---------- Task data
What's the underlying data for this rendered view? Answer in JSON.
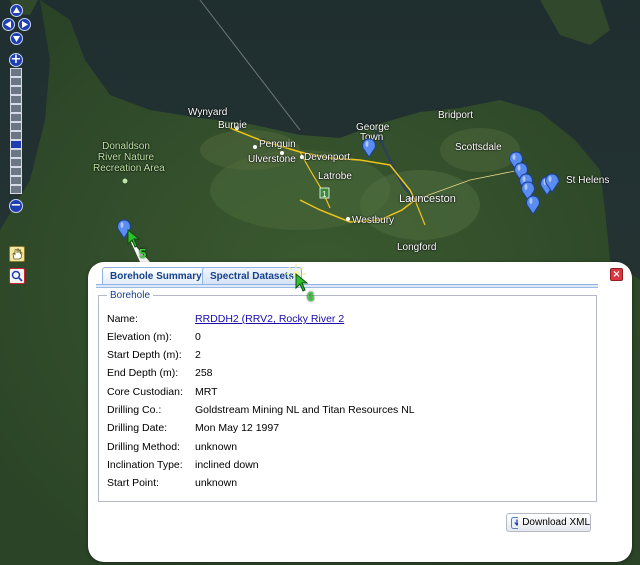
{
  "map": {
    "labels": [
      {
        "id": "wynyard",
        "text": "Wynyard"
      },
      {
        "id": "burnie",
        "text": "Burnie"
      },
      {
        "id": "penguin",
        "text": "Penguin"
      },
      {
        "id": "ulverstone",
        "text": "Ulverstone"
      },
      {
        "id": "devonport",
        "text": "Devonport"
      },
      {
        "id": "latrobe",
        "text": "Latrobe"
      },
      {
        "id": "george",
        "text": "George"
      },
      {
        "id": "town",
        "text": "Town"
      },
      {
        "id": "bridport",
        "text": "Bridport"
      },
      {
        "id": "scottsdale",
        "text": "Scottsdale"
      },
      {
        "id": "st-helens",
        "text": "St Helens"
      },
      {
        "id": "launceston",
        "text": "Launceston"
      },
      {
        "id": "westbury",
        "text": "Westbury"
      },
      {
        "id": "longford",
        "text": "Longford"
      }
    ],
    "park_label": [
      "Donaldson",
      "River Nature",
      "Recreation Area"
    ],
    "highway_shield": "1",
    "callouts": [
      "5",
      "6"
    ]
  },
  "popup": {
    "tabs": [
      {
        "label": "Borehole Summary",
        "active": true
      },
      {
        "label": "Spectral Datasets",
        "active": false
      }
    ],
    "close_symbol": "×",
    "fieldset_legend": "Borehole",
    "rows": [
      {
        "label": "Name:",
        "value": "RRDDH2 (RRV2, Rocky River 2",
        "link": true
      },
      {
        "label": "Elevation (m):",
        "value": "0"
      },
      {
        "label": "Start Depth (m):",
        "value": "2"
      },
      {
        "label": "End Depth (m):",
        "value": "258"
      },
      {
        "label": "Core Custodian:",
        "value": "MRT"
      },
      {
        "label": "Drilling Co.:",
        "value": "Goldstream Mining NL and Titan Resources NL"
      },
      {
        "label": "Drilling Date:",
        "value": "Mon May 12 1997"
      },
      {
        "label": "Drilling Method:",
        "value": "unknown"
      },
      {
        "label": "Inclination Type:",
        "value": "inclined down"
      },
      {
        "label": "Start Point:",
        "value": "unknown"
      }
    ],
    "download_label": "Download XML"
  },
  "colors": {
    "accent": "#15428b",
    "marker": "#5b8cf0",
    "road": "#f0c419",
    "control": "#1f3fb0"
  }
}
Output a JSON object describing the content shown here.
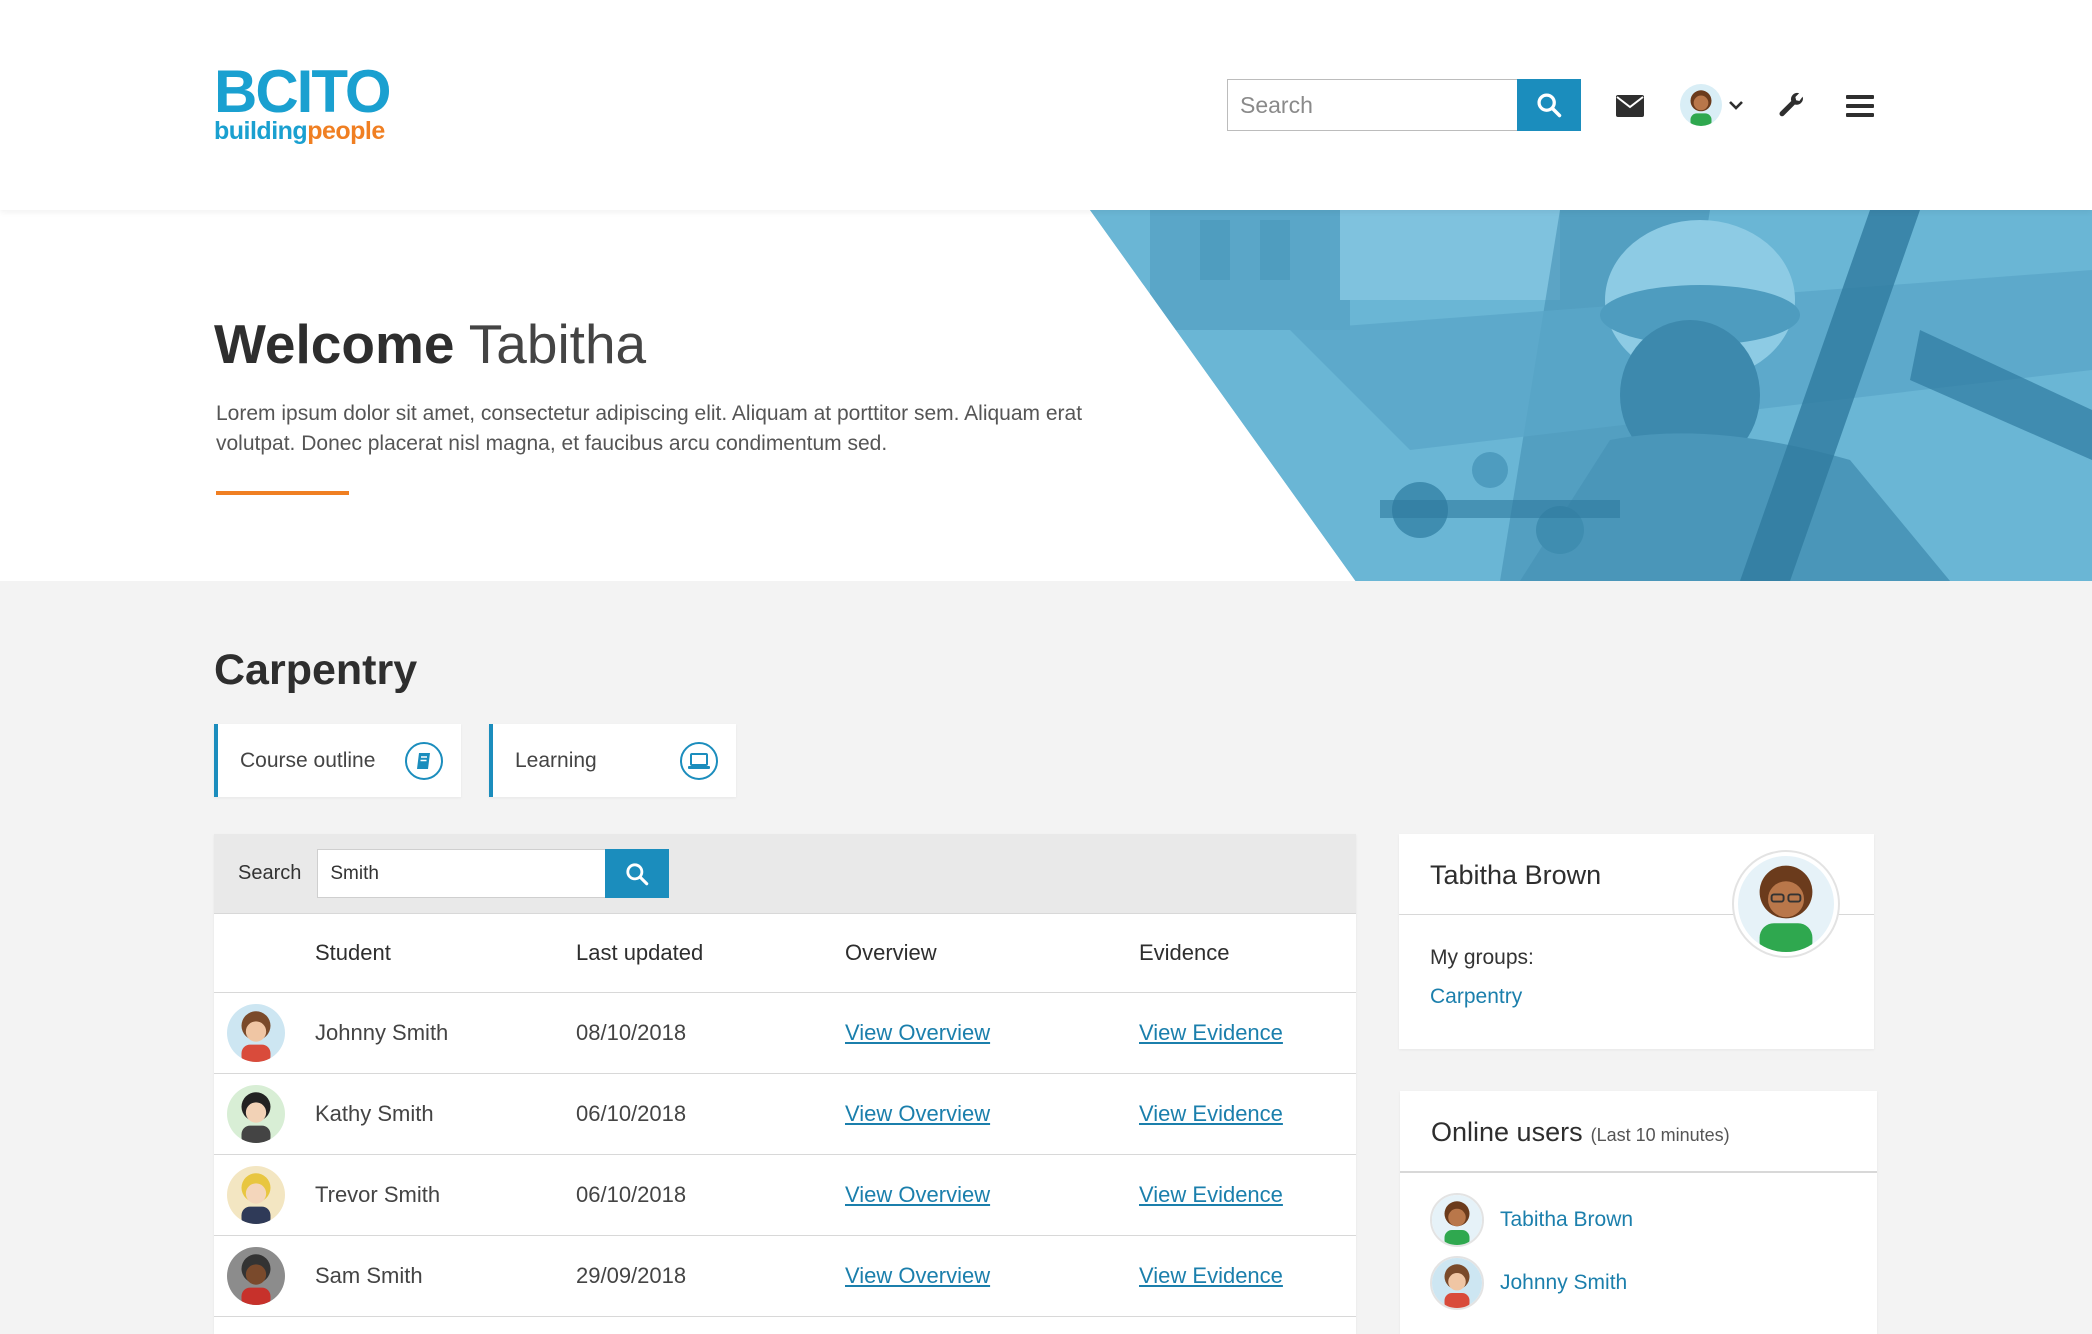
{
  "header": {
    "logo_main": "BCITO",
    "logo_sub_a": "building",
    "logo_sub_b": "people",
    "search_placeholder": "Search",
    "icons": [
      "search-icon",
      "mail-icon",
      "avatar",
      "chevron-down-icon",
      "wrench-icon",
      "menu-icon"
    ]
  },
  "hero": {
    "welcome": "Welcome",
    "name": "Tabitha",
    "paragraph": "Lorem ipsum dolor sit amet, consectetur adipiscing elit. Aliquam at porttitor sem. Aliquam erat volutpat. Donec placerat nisl magna, et faucibus arcu condimentum sed."
  },
  "section": {
    "title": "Carpentry",
    "tiles": [
      {
        "label": "Course outline",
        "icon": "book-icon"
      },
      {
        "label": "Learning",
        "icon": "laptop-icon"
      }
    ]
  },
  "table": {
    "search_label": "Search",
    "search_value": "Smith",
    "columns": [
      "Student",
      "Last updated",
      "Overview",
      "Evidence"
    ],
    "rows": [
      {
        "student": "Johnny Smith",
        "updated": "08/10/2018",
        "overview": "View Overview",
        "evidence": "View Evidence"
      },
      {
        "student": "Kathy Smith",
        "updated": "06/10/2018",
        "overview": "View Overview",
        "evidence": "View Evidence"
      },
      {
        "student": "Trevor Smith",
        "updated": "06/10/2018",
        "overview": "View Overview",
        "evidence": "View Evidence"
      },
      {
        "student": "Sam Smith",
        "updated": "29/09/2018",
        "overview": "View Overview",
        "evidence": "View Evidence"
      }
    ]
  },
  "profile": {
    "name": "Tabitha Brown",
    "groups_label": "My groups:",
    "groups": [
      "Carpentry"
    ]
  },
  "online": {
    "title": "Online users",
    "subtitle": "(Last 10 minutes)",
    "users": [
      "Tabitha Brown",
      "Johnny Smith"
    ]
  },
  "colors": {
    "accent": "#1b8dbd",
    "link": "#1b7fac",
    "brand_orange": "#f07f22",
    "hero_tint": "#6bb7d6"
  }
}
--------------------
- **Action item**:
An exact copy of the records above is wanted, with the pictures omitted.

- **Response for this exercise**:
What's the underlying data for this rendered view? Answer in JSON.
{
  "map": {
    "labels": [
      {
        "id": "wynyard",
        "text": "Wynyard"
      },
      {
        "id": "burnie",
        "text": "Burnie"
      },
      {
        "id": "penguin",
        "text": "Penguin"
      },
      {
        "id": "ulverstone",
        "text": "Ulverstone"
      },
      {
        "id": "devonport",
        "text": "Devonport"
      },
      {
        "id": "latrobe",
        "text": "Latrobe"
      },
      {
        "id": "george",
        "text": "George"
      },
      {
        "id": "town",
        "text": "Town"
      },
      {
        "id": "bridport",
        "text": "Bridport"
      },
      {
        "id": "scottsdale",
        "text": "Scottsdale"
      },
      {
        "id": "st-helens",
        "text": "St Helens"
      },
      {
        "id": "launceston",
        "text": "Launceston"
      },
      {
        "id": "westbury",
        "text": "Westbury"
      },
      {
        "id": "longford",
        "text": "Longford"
      }
    ],
    "park_label": [
      "Donaldson",
      "River Nature",
      "Recreation Area"
    ],
    "highway_shield": "1",
    "callouts": [
      "5",
      "6"
    ]
  },
  "popup": {
    "tabs": [
      {
        "label": "Borehole Summary",
        "active": true
      },
      {
        "label": "Spectral Datasets",
        "active": false
      }
    ],
    "close_symbol": "×",
    "fieldset_legend": "Borehole",
    "rows": [
      {
        "label": "Name:",
        "value": "RRDDH2 (RRV2, Rocky River 2",
        "link": true
      },
      {
        "label": "Elevation (m):",
        "value": "0"
      },
      {
        "label": "Start Depth (m):",
        "value": "2"
      },
      {
        "label": "End Depth (m):",
        "value": "258"
      },
      {
        "label": "Core Custodian:",
        "value": "MRT"
      },
      {
        "label": "Drilling Co.:",
        "value": "Goldstream Mining NL and Titan Resources NL"
      },
      {
        "label": "Drilling Date:",
        "value": "Mon May 12 1997"
      },
      {
        "label": "Drilling Method:",
        "value": "unknown"
      },
      {
        "label": "Inclination Type:",
        "value": "inclined down"
      },
      {
        "label": "Start Point:",
        "value": "unknown"
      }
    ],
    "download_label": "Download XML"
  },
  "colors": {
    "accent": "#15428b",
    "marker": "#5b8cf0",
    "road": "#f0c419",
    "control": "#1f3fb0"
  }
}
Output a JSON object describing the content shown here.
{
  "header": {
    "logo_main": "BCITO",
    "logo_sub_a": "building",
    "logo_sub_b": "people",
    "search_placeholder": "Search",
    "icons": [
      "search-icon",
      "mail-icon",
      "avatar",
      "chevron-down-icon",
      "wrench-icon",
      "menu-icon"
    ]
  },
  "hero": {
    "welcome": "Welcome",
    "name": "Tabitha",
    "paragraph": "Lorem ipsum dolor sit amet, consectetur adipiscing elit. Aliquam at porttitor sem. Aliquam erat volutpat. Donec placerat nisl magna, et faucibus arcu condimentum sed."
  },
  "section": {
    "title": "Carpentry",
    "tiles": [
      {
        "label": "Course outline",
        "icon": "book-icon"
      },
      {
        "label": "Learning",
        "icon": "laptop-icon"
      }
    ]
  },
  "table": {
    "search_label": "Search",
    "search_value": "Smith",
    "columns": [
      "Student",
      "Last updated",
      "Overview",
      "Evidence"
    ],
    "rows": [
      {
        "student": "Johnny Smith",
        "updated": "08/10/2018",
        "overview": "View Overview",
        "evidence": "View Evidence"
      },
      {
        "student": "Kathy Smith",
        "updated": "06/10/2018",
        "overview": "View Overview",
        "evidence": "View Evidence"
      },
      {
        "student": "Trevor Smith",
        "updated": "06/10/2018",
        "overview": "View Overview",
        "evidence": "View Evidence"
      },
      {
        "student": "Sam Smith",
        "updated": "29/09/2018",
        "overview": "View Overview",
        "evidence": "View Evidence"
      }
    ]
  },
  "profile": {
    "name": "Tabitha Brown",
    "groups_label": "My groups:",
    "groups": [
      "Carpentry"
    ]
  },
  "online": {
    "title": "Online users",
    "subtitle": "(Last 10 minutes)",
    "users": [
      "Tabitha Brown",
      "Johnny Smith"
    ]
  },
  "colors": {
    "accent": "#1b8dbd",
    "link": "#1b7fac",
    "brand_orange": "#f07f22",
    "hero_tint": "#6bb7d6"
  }
}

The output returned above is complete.